# [WORK INSTRUCTIONS]
Repeat the data below word for word.

== == ==

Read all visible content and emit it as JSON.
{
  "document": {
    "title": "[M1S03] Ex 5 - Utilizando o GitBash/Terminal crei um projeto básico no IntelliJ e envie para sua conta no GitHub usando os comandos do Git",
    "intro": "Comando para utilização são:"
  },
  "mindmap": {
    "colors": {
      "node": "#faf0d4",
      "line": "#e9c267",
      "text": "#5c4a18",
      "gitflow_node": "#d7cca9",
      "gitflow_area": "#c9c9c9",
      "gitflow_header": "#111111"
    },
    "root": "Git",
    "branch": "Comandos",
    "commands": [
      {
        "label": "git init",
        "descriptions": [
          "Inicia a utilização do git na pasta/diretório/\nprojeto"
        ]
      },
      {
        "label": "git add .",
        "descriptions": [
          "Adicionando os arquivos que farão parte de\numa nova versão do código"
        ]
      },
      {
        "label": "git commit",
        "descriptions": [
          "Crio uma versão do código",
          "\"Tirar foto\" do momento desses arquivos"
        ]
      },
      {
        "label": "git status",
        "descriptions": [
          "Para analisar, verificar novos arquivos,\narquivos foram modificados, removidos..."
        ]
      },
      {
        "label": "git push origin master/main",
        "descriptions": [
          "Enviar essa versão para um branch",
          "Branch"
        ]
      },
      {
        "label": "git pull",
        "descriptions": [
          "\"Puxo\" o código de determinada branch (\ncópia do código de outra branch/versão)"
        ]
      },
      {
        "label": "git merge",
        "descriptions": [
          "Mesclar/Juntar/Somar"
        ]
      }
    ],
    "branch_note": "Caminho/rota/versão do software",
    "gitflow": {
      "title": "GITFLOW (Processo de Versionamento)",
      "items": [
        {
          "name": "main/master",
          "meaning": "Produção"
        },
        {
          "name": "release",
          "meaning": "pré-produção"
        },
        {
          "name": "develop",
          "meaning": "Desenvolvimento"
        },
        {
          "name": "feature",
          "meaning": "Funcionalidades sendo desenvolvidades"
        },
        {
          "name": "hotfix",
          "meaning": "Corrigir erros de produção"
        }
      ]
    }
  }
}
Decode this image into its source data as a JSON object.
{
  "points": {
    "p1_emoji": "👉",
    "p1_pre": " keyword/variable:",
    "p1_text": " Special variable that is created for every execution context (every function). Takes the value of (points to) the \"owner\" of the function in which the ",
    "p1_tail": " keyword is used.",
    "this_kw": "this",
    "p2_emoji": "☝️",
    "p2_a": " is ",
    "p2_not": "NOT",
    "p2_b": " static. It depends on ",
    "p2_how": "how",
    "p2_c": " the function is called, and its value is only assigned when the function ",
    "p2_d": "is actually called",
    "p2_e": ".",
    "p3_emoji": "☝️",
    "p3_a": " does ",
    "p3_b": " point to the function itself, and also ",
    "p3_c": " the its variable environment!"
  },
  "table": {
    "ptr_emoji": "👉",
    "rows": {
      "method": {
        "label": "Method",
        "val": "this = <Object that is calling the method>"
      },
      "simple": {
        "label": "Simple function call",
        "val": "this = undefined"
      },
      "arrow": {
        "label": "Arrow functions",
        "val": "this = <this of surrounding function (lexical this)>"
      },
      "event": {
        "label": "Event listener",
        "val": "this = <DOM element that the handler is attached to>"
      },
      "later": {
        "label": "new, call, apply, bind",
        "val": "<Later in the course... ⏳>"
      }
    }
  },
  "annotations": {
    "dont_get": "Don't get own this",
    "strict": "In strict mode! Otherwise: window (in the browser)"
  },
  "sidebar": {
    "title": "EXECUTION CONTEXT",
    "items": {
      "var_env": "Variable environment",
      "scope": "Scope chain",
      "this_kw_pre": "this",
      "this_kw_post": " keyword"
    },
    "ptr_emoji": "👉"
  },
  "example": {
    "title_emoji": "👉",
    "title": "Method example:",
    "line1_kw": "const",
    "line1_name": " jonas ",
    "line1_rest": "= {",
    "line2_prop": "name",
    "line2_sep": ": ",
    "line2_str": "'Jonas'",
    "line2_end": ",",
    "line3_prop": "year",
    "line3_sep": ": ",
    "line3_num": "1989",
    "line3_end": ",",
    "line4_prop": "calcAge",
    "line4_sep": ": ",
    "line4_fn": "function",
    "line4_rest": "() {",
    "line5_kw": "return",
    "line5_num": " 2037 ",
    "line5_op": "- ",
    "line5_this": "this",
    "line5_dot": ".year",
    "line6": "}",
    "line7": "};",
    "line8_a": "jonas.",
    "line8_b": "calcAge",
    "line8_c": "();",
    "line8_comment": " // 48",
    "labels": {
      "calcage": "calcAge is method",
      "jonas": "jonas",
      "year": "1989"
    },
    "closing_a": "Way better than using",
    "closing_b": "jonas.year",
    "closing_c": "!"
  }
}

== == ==

# [ANSWER SECTION]
Read all visible content and emit it as JSON.
{
  "document": {
    "title": "[M1S03] Ex 5 - Utilizando o GitBash/Terminal crei um projeto básico no IntelliJ e envie para sua conta no GitHub usando os comandos do Git",
    "intro": "Comando para utilização são:"
  },
  "mindmap": {
    "colors": {
      "node": "#faf0d4",
      "line": "#e9c267",
      "text": "#5c4a18",
      "gitflow_node": "#d7cca9",
      "gitflow_area": "#c9c9c9",
      "gitflow_header": "#111111"
    },
    "root": "Git",
    "branch": "Comandos",
    "commands": [
      {
        "label": "git init",
        "descriptions": [
          "Inicia a utilização do git na pasta/diretório/\nprojeto"
        ]
      },
      {
        "label": "git add .",
        "descriptions": [
          "Adicionando os arquivos que farão parte de\numa nova versão do código"
        ]
      },
      {
        "label": "git commit",
        "descriptions": [
          "Crio uma versão do código",
          "\"Tirar foto\" do momento desses arquivos"
        ]
      },
      {
        "label": "git status",
        "descriptions": [
          "Para analisar, verificar novos arquivos,\narquivos foram modificados, removidos..."
        ]
      },
      {
        "label": "git push origin master/main",
        "descriptions": [
          "Enviar essa versão para um branch",
          "Branch"
        ]
      },
      {
        "label": "git pull",
        "descriptions": [
          "\"Puxo\" o código de determinada branch (\ncópia do código de outra branch/versão)"
        ]
      },
      {
        "label": "git merge",
        "descriptions": [
          "Mesclar/Juntar/Somar"
        ]
      }
    ],
    "branch_note": "Caminho/rota/versão do software",
    "gitflow": {
      "title": "GITFLOW (Processo de Versionamento)",
      "items": [
        {
          "name": "main/master",
          "meaning": "Produção"
        },
        {
          "name": "release",
          "meaning": "pré-produção"
        },
        {
          "name": "develop",
          "meaning": "Desenvolvimento"
        },
        {
          "name": "feature",
          "meaning": "Funcionalidades sendo desenvolvidades"
        },
        {
          "name": "hotfix",
          "meaning": "Corrigir erros de produção"
        }
      ]
    }
  }
}
Decode this image into its source data as a JSON object.
{
  "points": {
    "p1_emoji": "👉",
    "p1_pre": " keyword/variable:",
    "p1_text": " Special variable that is created for every execution context (every function). Takes the value of (points to) the \"owner\" of the function in which the ",
    "p1_tail": " keyword is used.",
    "this_kw": "this",
    "p2_emoji": "☝️",
    "p2_a": " is ",
    "p2_not": "NOT",
    "p2_b": " static. It depends on ",
    "p2_how": "how",
    "p2_c": " the function is called, and its value is only assigned when the function ",
    "p2_d": "is actually called",
    "p2_e": ".",
    "p3_emoji": "☝️",
    "p3_a": " does ",
    "p3_b": " point to the function itself, and also ",
    "p3_c": " the its variable environment!"
  },
  "table": {
    "ptr_emoji": "👉",
    "rows": {
      "method": {
        "label": "Method",
        "val": "this = <Object that is calling the method>"
      },
      "simple": {
        "label": "Simple function call",
        "val": "this = undefined"
      },
      "arrow": {
        "label": "Arrow functions",
        "val": "this = <this of surrounding function (lexical this)>"
      },
      "event": {
        "label": "Event listener",
        "val": "this = <DOM element that the handler is attached to>"
      },
      "later": {
        "label": "new, call, apply, bind",
        "val": "<Later in the course... ⏳>"
      }
    }
  },
  "annotations": {
    "dont_get": "Don't get own this",
    "strict": "In strict mode! Otherwise: window (in the browser)"
  },
  "sidebar": {
    "title": "EXECUTION CONTEXT",
    "items": {
      "var_env": "Variable environment",
      "scope": "Scope chain",
      "this_kw_pre": "this",
      "this_kw_post": " keyword"
    },
    "ptr_emoji": "👉"
  },
  "example": {
    "title_emoji": "👉",
    "title": "Method example:",
    "line1_kw": "const",
    "line1_name": " jonas ",
    "line1_rest": "= {",
    "line2_prop": "name",
    "line2_sep": ": ",
    "line2_str": "'Jonas'",
    "line2_end": ",",
    "line3_prop": "year",
    "line3_sep": ": ",
    "line3_num": "1989",
    "line3_end": ",",
    "line4_prop": "calcAge",
    "line4_sep": ": ",
    "line4_fn": "function",
    "line4_rest": "() {",
    "line5_kw": "return",
    "line5_num": " 2037 ",
    "line5_op": "- ",
    "line5_this": "this",
    "line5_dot": ".year",
    "line6": "}",
    "line7": "};",
    "line8_a": "jonas.",
    "line8_b": "calcAge",
    "line8_c": "();",
    "line8_comment": " // 48",
    "labels": {
      "calcage": "calcAge is method",
      "jonas": "jonas",
      "year": "1989"
    },
    "closing_a": "Way better than using",
    "closing_b": "jonas.year",
    "closing_c": "!"
  }
}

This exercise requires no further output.